--- How to complete this task ---
Report each line of the records below that holds the word "People".

--- Records for processing ---
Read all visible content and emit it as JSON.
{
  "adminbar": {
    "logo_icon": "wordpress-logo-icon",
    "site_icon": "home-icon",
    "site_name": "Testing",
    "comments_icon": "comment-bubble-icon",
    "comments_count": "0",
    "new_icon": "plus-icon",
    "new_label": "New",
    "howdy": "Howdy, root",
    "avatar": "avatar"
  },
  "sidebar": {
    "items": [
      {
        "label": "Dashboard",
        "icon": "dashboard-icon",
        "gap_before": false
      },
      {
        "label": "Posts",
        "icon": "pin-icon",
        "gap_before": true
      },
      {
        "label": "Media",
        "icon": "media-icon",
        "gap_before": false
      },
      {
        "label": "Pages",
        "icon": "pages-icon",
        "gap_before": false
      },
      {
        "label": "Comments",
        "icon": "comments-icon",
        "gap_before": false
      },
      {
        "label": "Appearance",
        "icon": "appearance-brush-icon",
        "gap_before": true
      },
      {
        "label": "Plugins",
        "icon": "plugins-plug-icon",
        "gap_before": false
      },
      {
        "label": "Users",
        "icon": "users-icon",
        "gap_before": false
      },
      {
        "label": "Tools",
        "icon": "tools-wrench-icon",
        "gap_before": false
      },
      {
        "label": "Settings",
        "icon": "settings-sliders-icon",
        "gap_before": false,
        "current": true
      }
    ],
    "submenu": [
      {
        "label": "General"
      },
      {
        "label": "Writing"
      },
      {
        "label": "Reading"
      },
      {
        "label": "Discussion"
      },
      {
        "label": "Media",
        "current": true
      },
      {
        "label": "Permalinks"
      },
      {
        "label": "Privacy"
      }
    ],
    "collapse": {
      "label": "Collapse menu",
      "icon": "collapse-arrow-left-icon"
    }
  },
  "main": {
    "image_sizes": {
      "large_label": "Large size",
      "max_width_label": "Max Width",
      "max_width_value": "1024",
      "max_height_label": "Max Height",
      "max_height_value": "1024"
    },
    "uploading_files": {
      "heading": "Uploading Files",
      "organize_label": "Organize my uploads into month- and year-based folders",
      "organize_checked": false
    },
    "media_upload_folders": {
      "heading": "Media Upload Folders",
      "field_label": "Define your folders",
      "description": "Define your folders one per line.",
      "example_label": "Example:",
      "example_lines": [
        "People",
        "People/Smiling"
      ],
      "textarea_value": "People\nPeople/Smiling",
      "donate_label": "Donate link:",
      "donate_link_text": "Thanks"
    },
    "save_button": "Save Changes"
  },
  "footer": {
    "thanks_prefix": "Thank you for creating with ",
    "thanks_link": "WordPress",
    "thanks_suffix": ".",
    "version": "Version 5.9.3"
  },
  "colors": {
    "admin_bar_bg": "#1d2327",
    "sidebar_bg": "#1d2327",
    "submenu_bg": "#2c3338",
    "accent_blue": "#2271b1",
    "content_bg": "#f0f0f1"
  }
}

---

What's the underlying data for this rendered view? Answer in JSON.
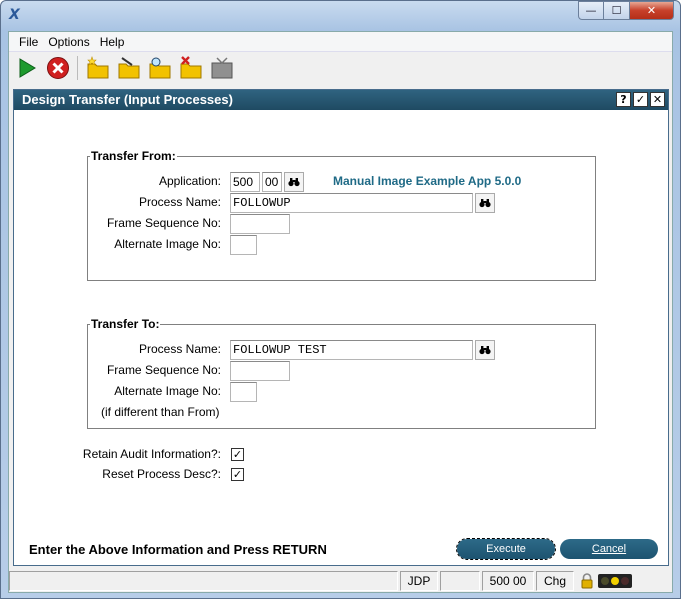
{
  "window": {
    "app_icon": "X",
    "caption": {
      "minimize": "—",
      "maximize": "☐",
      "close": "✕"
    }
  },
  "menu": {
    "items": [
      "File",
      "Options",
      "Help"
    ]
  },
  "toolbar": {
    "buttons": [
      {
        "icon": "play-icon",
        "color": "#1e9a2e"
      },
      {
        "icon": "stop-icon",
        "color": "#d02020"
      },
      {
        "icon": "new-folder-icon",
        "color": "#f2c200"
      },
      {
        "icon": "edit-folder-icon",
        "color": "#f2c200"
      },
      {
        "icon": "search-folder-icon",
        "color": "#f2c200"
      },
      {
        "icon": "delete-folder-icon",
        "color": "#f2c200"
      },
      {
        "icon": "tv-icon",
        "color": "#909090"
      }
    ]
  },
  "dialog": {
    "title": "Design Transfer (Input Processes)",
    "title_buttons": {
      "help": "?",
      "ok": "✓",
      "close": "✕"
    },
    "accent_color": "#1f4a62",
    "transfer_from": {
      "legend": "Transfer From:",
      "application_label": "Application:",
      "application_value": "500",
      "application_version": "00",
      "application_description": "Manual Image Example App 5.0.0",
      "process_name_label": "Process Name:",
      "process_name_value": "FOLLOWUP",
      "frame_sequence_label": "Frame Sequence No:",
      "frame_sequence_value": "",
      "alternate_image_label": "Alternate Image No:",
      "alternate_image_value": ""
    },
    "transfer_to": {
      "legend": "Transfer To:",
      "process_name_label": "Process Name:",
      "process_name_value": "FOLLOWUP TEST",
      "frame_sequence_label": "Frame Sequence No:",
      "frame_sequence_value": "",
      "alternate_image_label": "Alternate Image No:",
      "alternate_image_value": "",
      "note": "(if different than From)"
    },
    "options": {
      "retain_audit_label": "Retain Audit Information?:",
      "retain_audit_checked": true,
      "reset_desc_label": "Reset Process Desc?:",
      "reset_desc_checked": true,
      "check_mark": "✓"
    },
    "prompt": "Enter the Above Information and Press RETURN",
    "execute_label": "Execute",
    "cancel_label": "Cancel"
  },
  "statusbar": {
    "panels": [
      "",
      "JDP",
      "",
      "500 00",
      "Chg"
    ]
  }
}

--- Task output ---
        "People",
        "People/Smiling"
      "textarea_value": "People\nPeople/Smiling",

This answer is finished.